Once the paperwork was signed, the sales rep was far more interested in getting referrals from me that ensuring I was treated remarkably. In order to make sure that he was foremost on my mind when I left the dealership, the sales rep gave me a stack of his business cards that could have weighed down an elephant. I guess his thought was, “The more cards I give him, the more he’ll pass out and the more customers I’ll bring in.” He then explained that for each sucker, I mean person I got to buy a car from him he would present me with $100 – wow, that’s roughly .027% of the purchase price! As you can guess from my tone, I recycled his cards and didn’t give him a second thought.
The sales rep had the car detailed, put a full tank of gas in it and gave me 10 coupons I had to fill out and mail in to maybe win a prize. That’s it, nothing memorable and nothing remarkable. Now I bought a nicer car this time, in fact the nicest I’ve ever owned, but that really shouldn’t matter no matter what kind of car I bought. I got the “run of the mill” treatment and yet the sales rep wants me to talk to all of my friends and colleagues about him. Ironically, had he been genuinely concerned about providing remarkable service I would have kept his business cards and yes I would have sent people his way.

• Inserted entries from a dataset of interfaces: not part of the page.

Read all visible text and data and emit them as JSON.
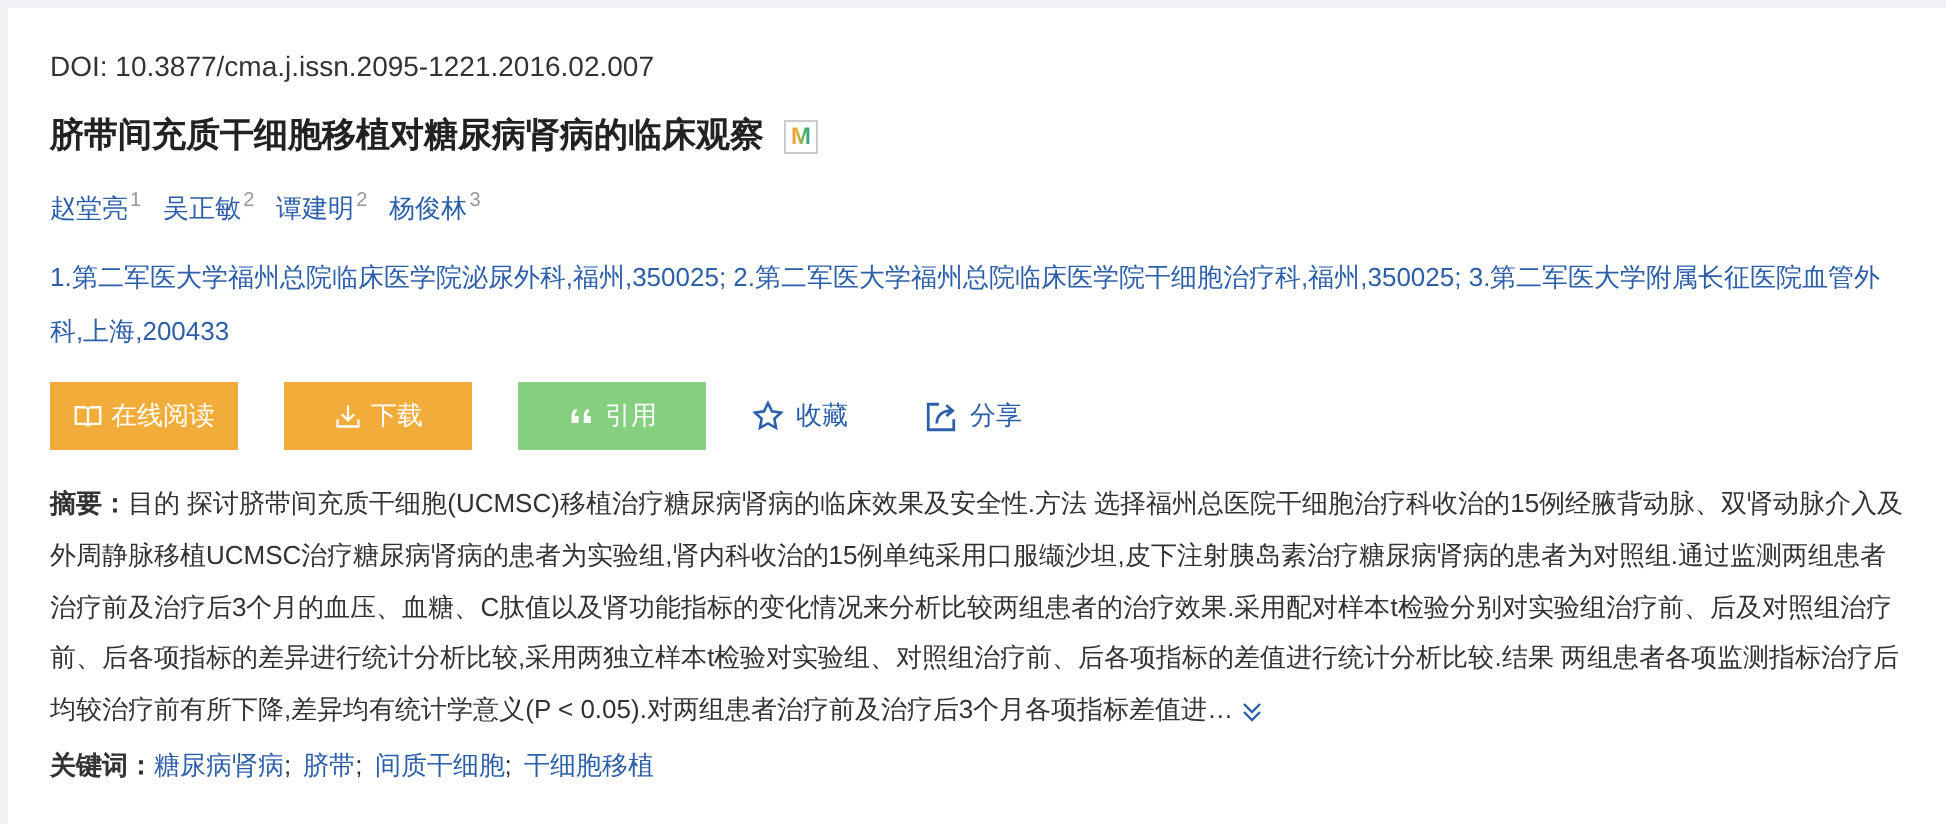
{
  "doi": "DOI: 10.3877/cma.j.issn.2095-1221.2016.02.007",
  "title": "脐带间充质干细胞移植对糖尿病肾病的临床观察",
  "title_badge": "M",
  "authors": [
    {
      "name": "赵堂亮",
      "affiliation": "1"
    },
    {
      "name": "吴正敏",
      "affiliation": "2"
    },
    {
      "name": "谭建明",
      "affiliation": "2"
    },
    {
      "name": "杨俊林",
      "affiliation": "3"
    }
  ],
  "affiliations": "1.第二军医大学福州总院临床医学院泌尿外科,福州,350025;  2.第二军医大学福州总院临床医学院干细胞治疗科,福州,350025;  3.第二军医大学附属长征医院血管外科,上海,200433",
  "actions": [
    {
      "kind": "read",
      "label": "在线阅读"
    },
    {
      "kind": "download",
      "label": "下载"
    },
    {
      "kind": "cite",
      "label": "引用"
    },
    {
      "kind": "favorite",
      "label": "收藏"
    },
    {
      "kind": "share",
      "label": "分享"
    }
  ],
  "abstract": {
    "label": "摘要：",
    "text": "目的 探讨脐带间充质干细胞(UCMSC)移植治疗糖尿病肾病的临床效果及安全性.方法 选择福州总医院干细胞治疗科收治的15例经腋背动脉、双肾动脉介入及外周静脉移植UCMSC治疗糖尿病肾病的患者为实验组,肾内科收治的15例单纯采用口服缬沙坦,皮下注射胰岛素治疗糖尿病肾病的患者为对照组.通过监测两组患者治疗前及治疗后3个月的血压、血糖、C肽值以及肾功能指标的变化情况来分析比较两组患者的治疗效果.采用配对样本t检验分别对实验组治疗前、后及对照组治疗前、后各项指标的差异进行统计分析比较,采用两独立样本t检验对实验组、对照组治疗前、后各项指标的差值进行统计分析比较.结果 两组患者各项监测指标治疗后均较治疗前有所下降,差异均有统计学意义(P < 0.05).对两组患者治疗前及治疗后3个月各项指标差值进…",
    "expanded": false
  },
  "keywords": {
    "label": "关键词：",
    "separator": ";",
    "items": [
      "糖尿病肾病",
      "脐带",
      "间质干细胞",
      "干细胞移植"
    ]
  }
}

I know what you might be thinking, “He didn’t do badly”. I’d have to agree with you, but I am reminded of something Seth Godin, a leading marketing guru wrote in his book Free Prize Inside, “Being good is bad”. My sales rep was okay, he was “good”, but he wasn’t memorable or remarkable, and that’s just good enough to get my business – once. Seth also goes on to say, “There are two types of businesses: remarkable and invisible”. This sales rep and car dealership were not remarkable.
Here’s the crux of the issue: the sales rep wants me to think of my experience as memorable, if not remarkable, but he didn’t do anything or say to make me feel that. The dealership was even worse, since the transaction they’ve sent me two form emails and a letter in the mail thanking me for visiting the dealership and informing me that they want to sell me a car – this is AFTER I had already purchased one. One of the form emails was from a Sales Manager I never met, and the other one was from the Customer Relations Director. Funny, in this woman’s actual title are the words, “CUSTOMER RELATIONS”, and yet she sent out a form email saying, “I trust you had good service and I trust you had all of your questions answered” – pathetic. Instead of “trusting”, how about picking up the phone and ASKING? No such luck.
To be fair, what if I was in the sales rep’s position, what would I have done to be remarkable? How about:
- Sending out a personal, hand-written card
- Free car washes for a month
- A photograph of me at the dealership with my new car
- Special announcement cards I could send to friends and family to tell them about my new car
Is this just an opportunity to gripe? Well, yes…and no. I feel better after ranting, but my motivation was really to make sure you remember (as I was reminded of) what it’s like to be a customer versus a client that’s valued. What it feels like to be sold to rather than to buy from, and how easy it can be to be remarkable in an average business world. If you can remember this you’re ahead of the competition, if you can apply this to everyone you meet – you will have no competition.